I am then led to question the ways in which radio is creative.
To provide an example, this article was in one of the free magazines that they give away in town. When I saw the title “Meet the woman about to take over your radio” I assumed that this was an article about a new radio presenter. Reading the article however it became clear that this article was actually about a female music artist who the writer of this article believed was about to be frequently played on the radio. Sieveking (1934) argues that there is no such thing as radio music. By this he means that the music exists in its own right, inferring that the radio by playing this music are simply remediating it. Unpacking the creativity in this process we can see that the creative practice occurred when the music was created, and perhaps by playing it radio is simply a platform for the creativity of others. In this case analysing radio through output we could argue that it is creative, but this doesn’t necessarily make the practice of radio production creative in itself.
As another example drawing links between ‘creativity’ and similar phrases perhaps it is the innovation of radio that makes it creative. In this case this quote from Barnard (2000) nicely summarises this “the central paradox of contemporary radio broadcasting: the need to routinely recreate the same programming on a day-to-day basis, making programming sound fresh yet familiar, the same but different” (184). Through this we can see that radio practice does not exist without constraints… organisational, industry and discipline conventions and requirements all impact on the practice that exists within the radio industry. Despite this however radio practitioners still create something new on a daily basis and this development of something new, negotiating the environment in which they work is one of the particular practices of radio that I am interest in exploring further in my research.
As I have hopefully shown applying the concept of ‘creativity’ to ‘radio’ isn’t a straightforward task, particularly with a lack of this discussion in current literature. By outlining some of the reflections that I have made while ‘reading and writing’ however I have started to think through these ideas and over the next few months in writing the first draft of my literature review I aim to further think through these ideas.
Barnard, S (2000) Studying radio. London: Arnold Publishers.
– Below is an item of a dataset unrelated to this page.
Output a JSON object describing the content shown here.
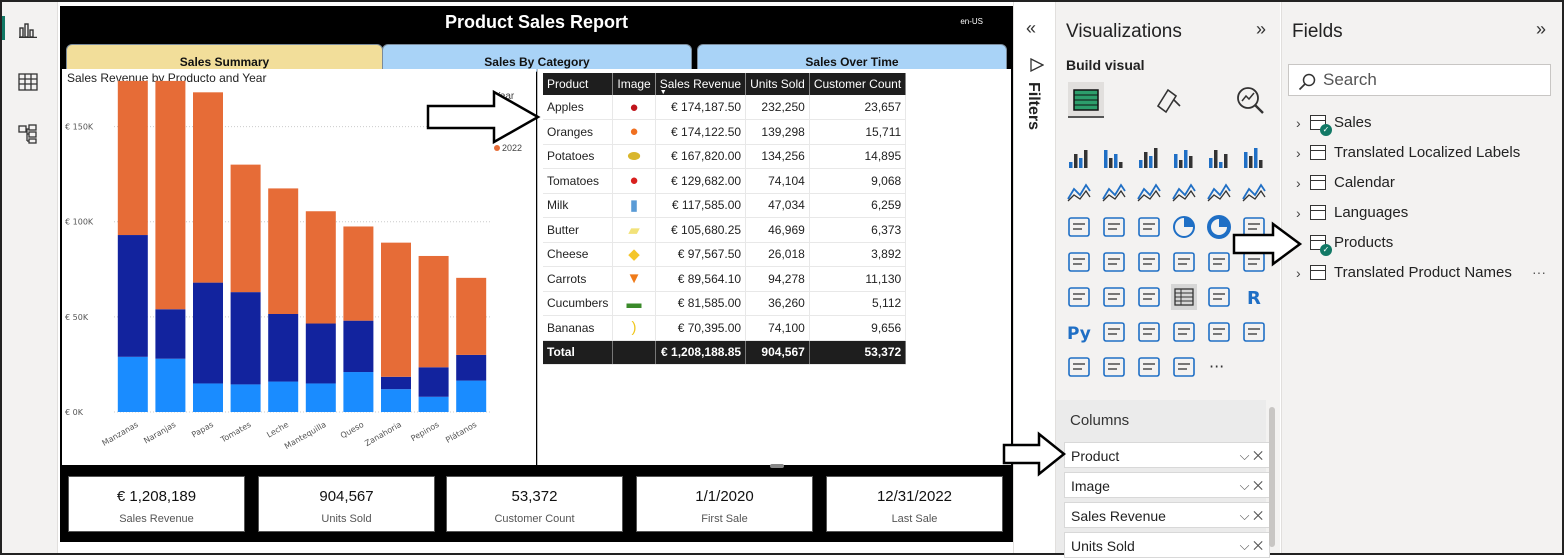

Bell, D and and Oakley, K (2014) Cultural Policy: Key Ideas in Media and Cultural Studies. Oxon: Routledge.
DCMS (2001) Creative Industries Mapping Documents [online] Available at: https://www.gov.uk/government/publications/creative-industries-mapping-documents-2001 (Accessed 20/06/15).
Hausman, C; Messere, F; O’Donnell, L; Benoit, P (2007) Modern radio production: Production, programming and performance, seventh edition. Belmont: Thomas Wadsworth.
Hendy, D (2000) Radio in the global age. Cambridge: Polity Press.
Sieveking, L (1934) The stuff of radio. London: Cassell.
Street, S (2014) The poetry of radio: the colour of sound. Abingdon: Routledge.
Verma, N (2012) Theater of the Mind: Imagination, Aesthetics, and American Radio Drama. Chicago: University of Chicago Press.